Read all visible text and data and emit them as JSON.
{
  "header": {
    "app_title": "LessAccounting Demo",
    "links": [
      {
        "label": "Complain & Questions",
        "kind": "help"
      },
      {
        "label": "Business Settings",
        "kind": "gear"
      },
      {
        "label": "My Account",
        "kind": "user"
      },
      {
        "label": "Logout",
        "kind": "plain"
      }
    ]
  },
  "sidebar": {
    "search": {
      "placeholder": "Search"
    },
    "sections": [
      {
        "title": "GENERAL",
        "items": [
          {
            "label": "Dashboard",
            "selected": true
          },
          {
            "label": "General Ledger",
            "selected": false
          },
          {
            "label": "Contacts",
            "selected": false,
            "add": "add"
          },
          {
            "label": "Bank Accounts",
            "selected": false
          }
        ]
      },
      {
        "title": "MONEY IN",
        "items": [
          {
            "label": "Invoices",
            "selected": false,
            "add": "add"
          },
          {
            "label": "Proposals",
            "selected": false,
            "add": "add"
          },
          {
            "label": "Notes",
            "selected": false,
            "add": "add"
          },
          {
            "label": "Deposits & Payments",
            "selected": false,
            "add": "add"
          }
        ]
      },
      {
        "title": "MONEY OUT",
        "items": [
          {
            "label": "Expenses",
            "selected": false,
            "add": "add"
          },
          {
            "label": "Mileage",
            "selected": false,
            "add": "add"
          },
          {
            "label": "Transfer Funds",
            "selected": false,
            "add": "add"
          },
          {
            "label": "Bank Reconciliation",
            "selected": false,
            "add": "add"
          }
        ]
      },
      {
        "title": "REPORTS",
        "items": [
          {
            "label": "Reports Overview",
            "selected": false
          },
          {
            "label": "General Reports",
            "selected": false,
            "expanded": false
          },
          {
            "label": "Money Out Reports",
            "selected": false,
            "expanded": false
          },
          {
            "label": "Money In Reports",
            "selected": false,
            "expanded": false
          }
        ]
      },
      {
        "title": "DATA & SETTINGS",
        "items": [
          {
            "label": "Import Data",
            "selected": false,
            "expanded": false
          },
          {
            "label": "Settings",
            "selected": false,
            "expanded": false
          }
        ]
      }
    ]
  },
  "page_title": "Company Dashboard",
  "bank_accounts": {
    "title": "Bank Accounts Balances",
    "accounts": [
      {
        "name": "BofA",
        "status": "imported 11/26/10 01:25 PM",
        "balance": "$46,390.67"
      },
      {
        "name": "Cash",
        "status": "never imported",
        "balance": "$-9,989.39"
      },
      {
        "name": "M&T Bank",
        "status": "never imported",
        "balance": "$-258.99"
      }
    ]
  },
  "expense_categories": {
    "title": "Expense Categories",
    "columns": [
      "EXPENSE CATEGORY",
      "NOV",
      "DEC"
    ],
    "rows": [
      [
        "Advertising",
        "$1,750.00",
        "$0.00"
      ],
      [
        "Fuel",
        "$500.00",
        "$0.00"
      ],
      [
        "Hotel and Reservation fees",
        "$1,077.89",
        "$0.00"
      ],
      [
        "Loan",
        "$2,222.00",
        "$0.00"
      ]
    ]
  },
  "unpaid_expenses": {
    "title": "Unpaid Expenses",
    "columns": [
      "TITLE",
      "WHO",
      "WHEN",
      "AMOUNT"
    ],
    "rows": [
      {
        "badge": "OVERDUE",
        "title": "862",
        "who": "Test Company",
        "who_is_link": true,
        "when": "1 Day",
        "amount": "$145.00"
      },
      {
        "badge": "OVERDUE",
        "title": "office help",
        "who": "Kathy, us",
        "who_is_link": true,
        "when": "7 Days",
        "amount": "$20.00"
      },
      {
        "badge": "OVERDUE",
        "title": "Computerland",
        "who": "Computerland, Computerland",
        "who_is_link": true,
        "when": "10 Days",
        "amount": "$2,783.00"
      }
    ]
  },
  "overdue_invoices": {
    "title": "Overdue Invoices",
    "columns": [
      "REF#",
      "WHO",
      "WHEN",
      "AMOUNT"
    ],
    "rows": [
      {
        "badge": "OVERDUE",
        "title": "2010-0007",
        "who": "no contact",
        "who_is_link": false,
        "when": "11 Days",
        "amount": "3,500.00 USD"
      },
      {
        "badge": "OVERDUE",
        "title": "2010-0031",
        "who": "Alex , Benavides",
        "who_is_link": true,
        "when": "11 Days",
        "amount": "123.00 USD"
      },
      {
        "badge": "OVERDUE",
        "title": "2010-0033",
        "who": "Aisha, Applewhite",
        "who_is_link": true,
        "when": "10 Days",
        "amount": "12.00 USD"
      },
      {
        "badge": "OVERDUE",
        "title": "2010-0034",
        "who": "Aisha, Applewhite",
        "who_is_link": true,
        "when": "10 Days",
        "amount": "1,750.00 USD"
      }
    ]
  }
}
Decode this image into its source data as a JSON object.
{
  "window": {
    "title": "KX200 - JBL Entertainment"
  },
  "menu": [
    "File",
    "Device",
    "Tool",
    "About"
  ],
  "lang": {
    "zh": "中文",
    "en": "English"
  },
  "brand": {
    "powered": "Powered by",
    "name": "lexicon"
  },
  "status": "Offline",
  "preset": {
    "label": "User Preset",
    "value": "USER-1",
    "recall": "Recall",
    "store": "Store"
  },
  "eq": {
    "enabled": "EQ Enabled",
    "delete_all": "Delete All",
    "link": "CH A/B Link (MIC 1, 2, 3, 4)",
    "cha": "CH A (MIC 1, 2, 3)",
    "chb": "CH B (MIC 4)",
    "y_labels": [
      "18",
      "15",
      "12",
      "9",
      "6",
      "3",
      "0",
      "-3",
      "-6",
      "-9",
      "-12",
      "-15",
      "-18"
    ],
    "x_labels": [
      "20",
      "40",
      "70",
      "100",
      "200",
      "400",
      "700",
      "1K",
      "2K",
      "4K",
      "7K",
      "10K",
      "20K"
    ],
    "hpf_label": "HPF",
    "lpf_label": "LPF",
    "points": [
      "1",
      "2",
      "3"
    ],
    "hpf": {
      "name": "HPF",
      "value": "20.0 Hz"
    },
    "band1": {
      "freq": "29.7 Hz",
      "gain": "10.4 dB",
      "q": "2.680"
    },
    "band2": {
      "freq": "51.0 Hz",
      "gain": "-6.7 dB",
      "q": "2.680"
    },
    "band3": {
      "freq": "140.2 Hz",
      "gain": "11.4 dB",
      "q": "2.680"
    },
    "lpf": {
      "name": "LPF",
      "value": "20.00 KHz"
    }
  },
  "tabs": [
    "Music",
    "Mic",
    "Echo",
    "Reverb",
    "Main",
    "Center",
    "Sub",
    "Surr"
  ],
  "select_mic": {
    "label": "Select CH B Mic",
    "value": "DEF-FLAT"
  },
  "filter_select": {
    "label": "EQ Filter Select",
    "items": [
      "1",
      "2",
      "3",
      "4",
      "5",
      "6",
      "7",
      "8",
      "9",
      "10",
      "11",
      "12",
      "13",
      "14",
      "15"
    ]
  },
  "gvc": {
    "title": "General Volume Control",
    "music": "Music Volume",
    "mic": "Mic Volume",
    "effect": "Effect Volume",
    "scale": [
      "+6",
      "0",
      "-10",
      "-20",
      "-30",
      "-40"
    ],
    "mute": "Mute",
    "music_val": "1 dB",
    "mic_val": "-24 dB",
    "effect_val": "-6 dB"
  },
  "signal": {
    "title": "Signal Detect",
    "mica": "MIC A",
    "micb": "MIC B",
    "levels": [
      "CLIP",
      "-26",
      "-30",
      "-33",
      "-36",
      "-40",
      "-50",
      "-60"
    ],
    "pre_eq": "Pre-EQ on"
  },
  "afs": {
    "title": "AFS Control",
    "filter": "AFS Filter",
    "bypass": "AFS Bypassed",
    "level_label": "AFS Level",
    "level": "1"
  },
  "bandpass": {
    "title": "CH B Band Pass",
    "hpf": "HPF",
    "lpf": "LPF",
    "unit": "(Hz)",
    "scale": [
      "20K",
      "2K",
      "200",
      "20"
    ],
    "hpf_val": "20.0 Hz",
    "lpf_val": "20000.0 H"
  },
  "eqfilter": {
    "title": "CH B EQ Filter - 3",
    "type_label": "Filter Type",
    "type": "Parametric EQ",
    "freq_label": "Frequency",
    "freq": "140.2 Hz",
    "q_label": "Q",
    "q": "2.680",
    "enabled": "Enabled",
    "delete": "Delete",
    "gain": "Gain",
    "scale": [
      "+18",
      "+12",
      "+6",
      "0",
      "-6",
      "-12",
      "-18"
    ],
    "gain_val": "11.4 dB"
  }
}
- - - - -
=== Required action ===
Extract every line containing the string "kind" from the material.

=== Solution below ===
        "kind": "help"
        "kind": "gear"
        "kind": "user"
        "kind": "plain"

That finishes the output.